EXERCISE DIRECTIONS:
All entries need to be written out verbatim, with pictures omitted.
### EXERCISE DATA
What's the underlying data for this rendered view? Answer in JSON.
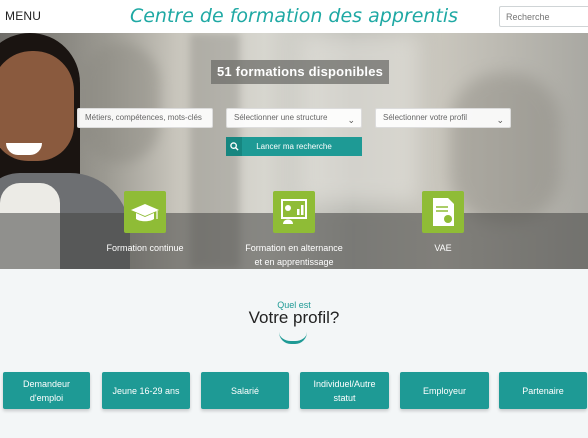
{
  "header": {
    "menu_label": "MENU",
    "site_title": "Centre de formation des apprentis",
    "search_placeholder": "Recherche"
  },
  "hero": {
    "count_label": "51 formations disponibles",
    "search_fields": [
      {
        "placeholder": "Métiers, compétences, mots-clés"
      },
      {
        "placeholder": "Sélectionner une structure"
      },
      {
        "placeholder": "Sélectionner votre profil"
      }
    ],
    "search_button": "Lancer ma recherche",
    "categories": [
      {
        "label": "Formation continue",
        "icon": "graduation-cap-icon"
      },
      {
        "label": "Formation en alternance\net en apprentissage",
        "icon": "presentation-board-icon"
      },
      {
        "label": "VAE",
        "icon": "certificate-document-icon"
      }
    ]
  },
  "profile": {
    "eyebrow": "Quel est",
    "title": "Votre profil?",
    "buttons": [
      "Demandeur\nd'emploi",
      "Jeune 16-29 ans",
      "Salarié",
      "Individuel/Autre\nstatut",
      "Employeur",
      "Partenaire"
    ]
  },
  "colors": {
    "accent": "#1e9a95",
    "title": "#1fa9a4",
    "category_icon_bg": "#8fbc36"
  }
}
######
WRITTEN ANSWER:
What's the underlying data for this rendered view? Answer in JSON.
{
  "header": {
    "menu_label": "MENU",
    "site_title": "Centre de formation des apprentis",
    "search_placeholder": "Recherche"
  },
  "hero": {
    "count_label": "51 formations disponibles",
    "search_fields": [
      {
        "placeholder": "Métiers, compétences, mots-clés"
      },
      {
        "placeholder": "Sélectionner une structure"
      },
      {
        "placeholder": "Sélectionner votre profil"
      }
    ],
    "search_button": "Lancer ma recherche",
    "categories": [
      {
        "label": "Formation continue",
        "icon": "graduation-cap-icon"
      },
      {
        "label": "Formation en alternance\net en apprentissage",
        "icon": "presentation-board-icon"
      },
      {
        "label": "VAE",
        "icon": "certificate-document-icon"
      }
    ]
  },
  "profile": {
    "eyebrow": "Quel est",
    "title": "Votre profil?",
    "buttons": [
      "Demandeur\nd'emploi",
      "Jeune 16-29 ans",
      "Salarié",
      "Individuel/Autre\nstatut",
      "Employeur",
      "Partenaire"
    ]
  },
  "colors": {
    "accent": "#1e9a95",
    "title": "#1fa9a4",
    "category_icon_bg": "#8fbc36"
  }
}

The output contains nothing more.